“We have another case of EHV-1, but let me stress that there is no connection to the earlier case,” said assistant state veterinarian Dr. Tahnee Szymanski. “Fortunately, the Gallatin County case, like the Flathead case, appears to be an isolated event.”
Officials say the infected horse arrived in Montana three weeks ago from southern California. The horse began showing clinical signs of the virus last week; test results received Saturday morning confirmed the presence of the virus.
The horse is stabled at a boarding and training facility, which is currently under quarantine. An encouraging sign, Syzmanski said, is that none of the other horses at the facility have shown any clinical signs of contracting the virus.
“The manager and trainers at the facility has been great to work with, and are letting all of their clients know about the incident,” Szymanski said.
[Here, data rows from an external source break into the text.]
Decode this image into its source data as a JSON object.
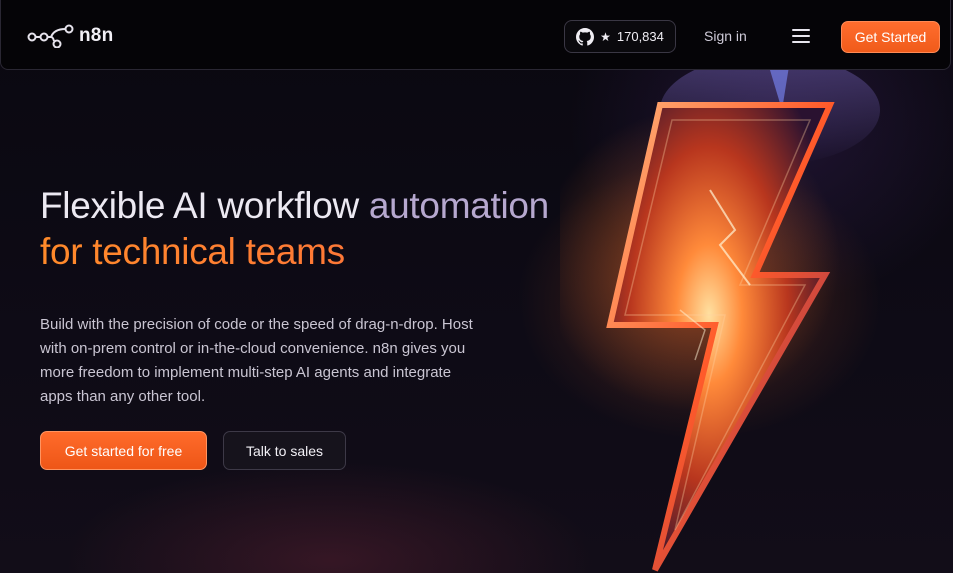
{
  "header": {
    "logo_text": "n8n",
    "github": {
      "icon": "github-icon",
      "star_glyph": "★",
      "stars": "170,834"
    },
    "signin_label": "Sign in",
    "menu_icon": "hamburger-menu-icon",
    "cta_label": "Get Started"
  },
  "hero": {
    "title_part1": "Flexible AI workflow ",
    "title_accent": "automation",
    "title_line2": "for technical teams",
    "description": "Build with the precision of code or the speed of drag-n-drop. Host with on-prem control or in-the-cloud convenience. n8n gives you more freedom to implement multi-step AI agents and integrate apps than any other tool.",
    "primary_button": "Get started for free",
    "secondary_button": "Talk to sales"
  },
  "colors": {
    "accent_orange": "#ff6d2e",
    "title_accent": "#b6a8cf",
    "background": "#0b0913"
  },
  "illustration": {
    "icon": "lightning-bolt-icon"
  }
}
EHV-1 is naturally occurring in equine populations and may cause respiratory disease, abortion in mares, neonatal foal death, and the potential for neurologic disease. There are two types of the virus responsible for outbreaks in the U.S. – the neuropathogenic form, and the wild type.